Author(s): Babatunde Moses Ololade
The study investigates the effect of paid advance payment on business performance of SMEs and identifies solutions to the effect of SMEs paid advance payments in Nigeria. The study adopts cross-sectional and survey research designs. Structured questionnaires were used to collect primary data from randomly selected SMEs that are appointed distributors of local corporate firms which operate in the foods, beverages, and breweries sectors of the Nigerian economy. The results reveal that paid advance payments of SMEs to their corporate firms’ suppliers for which goods are not supplied timely impact negatively on their business performance: It ties down their working capital which when it is a borrowed fund from financial institutions is at cost. It prevents the SMEs from doing other profitable businesses, reduces the business turnovers, increases the business cash conversion cycles, and invariably reduces the business’s profitability.
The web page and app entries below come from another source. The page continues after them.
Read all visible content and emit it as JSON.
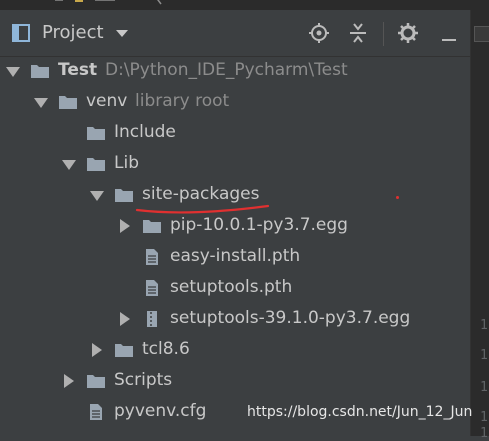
{
  "panel": {
    "title": "Project",
    "icons": [
      "project-window-icon",
      "locate-icon",
      "collapse-all-icon",
      "settings-icon"
    ]
  },
  "tree": [
    {
      "label": "Test",
      "sub": "D:\\Python_IDE_Pycharm\\Test",
      "icon": "folder-icon",
      "state": "expanded",
      "bold": true
    },
    {
      "label": "venv",
      "sub": "library root",
      "icon": "folder-icon",
      "state": "expanded"
    },
    {
      "label": "Include",
      "icon": "folder-icon",
      "state": "leaf"
    },
    {
      "label": "Lib",
      "icon": "folder-icon",
      "state": "expanded"
    },
    {
      "label": "site-packages",
      "icon": "folder-icon",
      "state": "expanded"
    },
    {
      "label": "pip-10.0.1-py3.7.egg",
      "icon": "folder-icon",
      "state": "collapsed"
    },
    {
      "label": "easy-install.pth",
      "icon": "file-icon",
      "state": "leaf"
    },
    {
      "label": "setuptools.pth",
      "icon": "file-icon",
      "state": "leaf"
    },
    {
      "label": "setuptools-39.1.0-py3.7.egg",
      "icon": "archive-icon",
      "state": "collapsed"
    },
    {
      "label": "tcl8.6",
      "icon": "folder-icon",
      "state": "collapsed"
    },
    {
      "label": "Scripts",
      "icon": "folder-icon",
      "state": "collapsed"
    },
    {
      "label": "pyvenv.cfg",
      "icon": "file-icon",
      "state": "leaf"
    }
  ],
  "gutter_lines": [
    "1",
    "1",
    "1",
    "1",
    "1"
  ],
  "watermark": "https://blog.csdn.net/Jun_12_Jun",
  "colors": {
    "background": "#3c3f41",
    "text": "#c8c8c8",
    "annotation": "#e03030"
  }
}
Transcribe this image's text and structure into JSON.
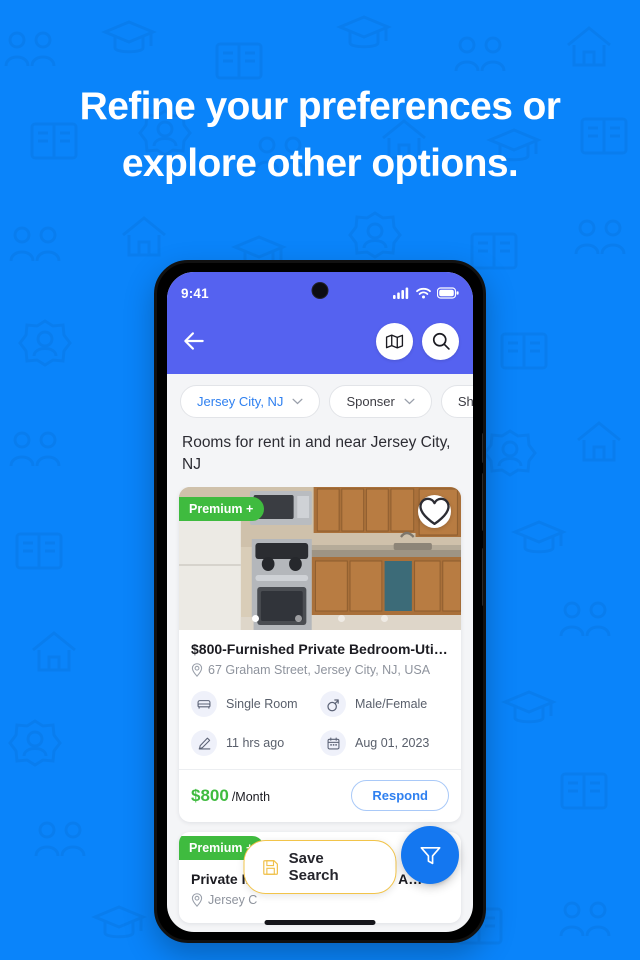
{
  "promo": {
    "headline_line1": "Refine your preferences or",
    "headline_line2": "explore other options.",
    "background_color": "#0a84fa"
  },
  "phone": {
    "status_bar": {
      "time": "9:41",
      "icons": [
        "signal-icon",
        "wifi-icon",
        "battery-icon"
      ]
    },
    "header": {
      "background_color": "#5562f0",
      "back_icon": "back-arrow-icon",
      "map_icon": "map-icon",
      "search_icon": "search-icon"
    },
    "filters": {
      "chips": [
        {
          "label": "Jersey City, NJ",
          "active": true
        },
        {
          "label": "Sponser",
          "active": false
        },
        {
          "label": "Sha",
          "active": false
        }
      ]
    },
    "list_heading": "Rooms for rent in and near Jersey City, NJ",
    "cards": [
      {
        "badge": "Premium +",
        "badge_color": "#3fbb3f",
        "favorite_icon": "heart-icon",
        "carousel_dots": 4,
        "carousel_active": 1,
        "title": "$800-Furnished Private Bedroom-Utili…",
        "address": "67 Graham Street, Jersey City, NJ, USA",
        "specs": [
          {
            "icon": "bed-icon",
            "text": "Single Room"
          },
          {
            "icon": "gender-icon",
            "text": "Male/Female"
          },
          {
            "icon": "pencil-icon",
            "text": "11 hrs ago"
          },
          {
            "icon": "calendar-icon",
            "text": "Aug 01, 2023"
          }
        ],
        "price": "$800",
        "price_unit": "/Month",
        "price_color": "#3fbb3f",
        "action_label": "Respond"
      },
      {
        "badge": "Premium +",
        "badge_color": "#3fbb3f",
        "favorite_icon": "heart-icon",
        "title": "Private Independant Room For A…",
        "address": "Jersey C"
      }
    ],
    "save_search": {
      "label": "Save Search",
      "icon": "save-disk-icon",
      "border_color": "#f2c44a"
    },
    "filter_fab": {
      "icon": "funnel-filter-icon",
      "color": "#1477f0"
    }
  }
}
In view of the financial power at the advantage of the corporate firms, it is recommended that government policies should mandate the corporate firms to publish the stipulated time they would deliver goods for all paid advance payments of the SMEs after taking into consideration the locations of the SMEs and transportation logistics. Thus, non-delivery of the goods within the published stipulated time would earn SMEs interest on their paid advance payment at Central Bank Nigeria (CBN) Monetary Policy Rate (MPR) for number of days the actual time of delivery is more than the published stipulated time. This is to discourage the tying down of the SMEs working capital.